Does the emotional content of a robot's speech affect how people teach it? In this experiment, participants were asked to demonstrate several "dances" for a robot to learn. Participants moved their bodies in response to instructions displayed on a screen behind the robot. Meanwhile, the robot faced the participant and appeared to emulate the participant's movements. After each demonstration, the robot received an accuracy score and the participant chose whether or not to demonstrate that dance again. Regardless of the participant's input, however, the robot's dancing and the scores it received were arranged in advance and constant across all participants. The only variation between groups in this study was what the robot said in response to its scores. Participants saw one of three conditions: appropriate emotional responses, often-inappropriate emotional responses, or apathetic responses. Participants that taught the robot with appropriate emotional responses demonstrated the dances, on average, significantly more frequently and significantly more accurately than participants in the other two conditions.

In the summer of 2010, I participated in an REU run by the Quality of Life Technology Center at Carnegie Mellon University and the University of Pittsburgh. I worked with Professor Reid Simmons and one of his graduate students, Robert Fisher, on a system for preventing pressure ulcers in power wheelchair users by reminding them to adjust the posture of the chair at appropriate intervals. To make the reminders safe and effective, the behavior of the system must take into account the user's preferences and the current surroundings and situation, such as whether the chair is indoors or outdoors and what the user is doing. Our task was to create this context awareness from the data provided by sensors on the chair. My part in the project involved using accelerometer data to determine the surface the wheelchair is on, and I wrote code to evaluate how well different machine learning algorithms could do this terrain classification.

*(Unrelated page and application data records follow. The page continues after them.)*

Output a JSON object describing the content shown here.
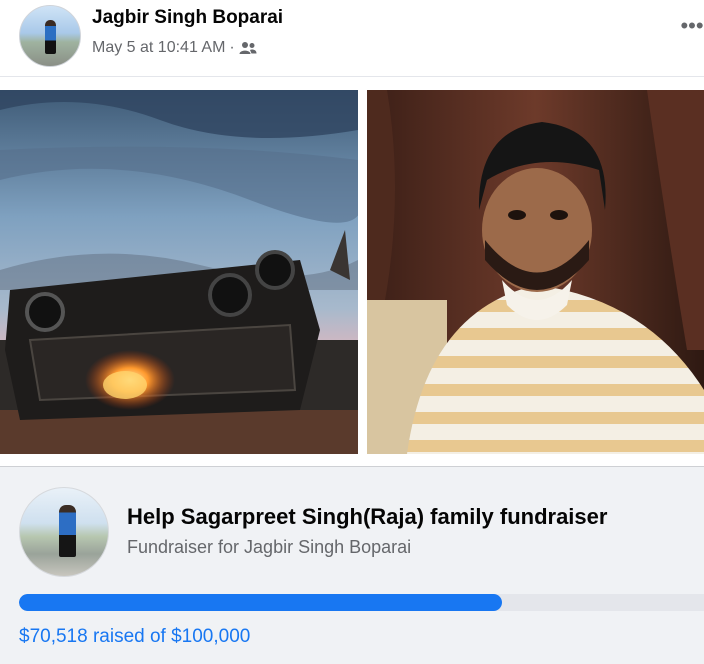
{
  "post": {
    "author": "Jagbir Singh Boparai",
    "timestamp": "May 5 at 10:41 AM",
    "separator": "·",
    "audience_icon": "group-icon",
    "more_label": "•••"
  },
  "photos": [
    {
      "subject": "overturned burning truck at dusk"
    },
    {
      "subject": "young man in striped shirt"
    }
  ],
  "fundraiser": {
    "title": "Help Sagarpreet Singh(Raja) family fundraiser",
    "subtitle": "Fundraiser for Jagbir Singh Boparai",
    "raised_text": "$70,518 raised of $100,000",
    "raised": 70518,
    "goal": 100000
  },
  "colors": {
    "accent": "#1877f2",
    "card_bg": "#f0f2f5",
    "muted_text": "#65676b"
  }
}
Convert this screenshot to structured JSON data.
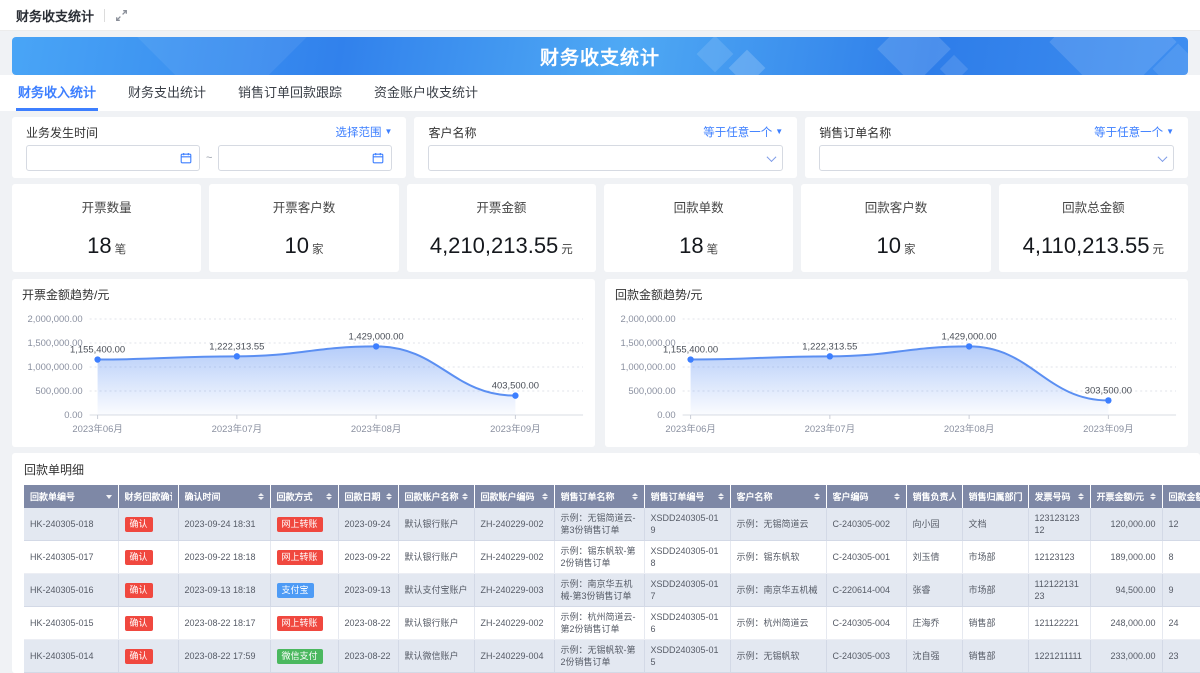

I have also worked on a project on kinematic self-modeling with a humanoid robot. We were developing a system to allow a robot to model the joints of its body by observing its own motion. This would let the robot learn the parameters and operation of its physical system without hardcoding, making possible on-line updates to the model as hardware is added or fails. In our system, the robot moves one joint and observes the location of its end effector. From a series of such motions, it calculates the parameters of the link. Single joints can then be chained together to create a complete model of the body. An extended abstract on this work appeared at HRI '09.

J.W. Hart, E.R. Avrunin, D. Golub, B. Scassellati, and S.W. Zucker. Incorporating active vision into the body schema. In Proceedings of the 4th ACM/IEEE International Conference on Human-Robot Interaction. March, 2009. 315-316. DOI

Department Activities

I have been an officer of RoboOrg, the graduate students' organization of the Robotics Institute, since April 2014.

I am a volunteer with Creative Technology Nights, an outreach program for middle school girls.

At Yale, I was a member of the Computer Science Department Student Advisory Committee, which represents undergraduate computer science majors and provides a liaison between the faculty and undergraduates. DSAC is elected annually by the Computer Science students.

I was also the treasurer and then president of Women Active in Computer Science at Yale, a student-founded organization to support and promote the participation of women in computer science.

Other Activities

For three years, I was the treasurer of the Yale Undergraduate Swing and Blues Dance Club. This is the non-competitive swing and blues dancing community of Yale and New Haven. We are dedicated to making social dancing available to every sector of our community by providing space for people to gather and dance in a fun, informal, welcoming setting, and by offering affordable opportunities for members of our community to learn.

I have a second degree black belt in Tae Kwon Do. I studied at Amherst Martial Arts for nine years, and was an instructor for two years.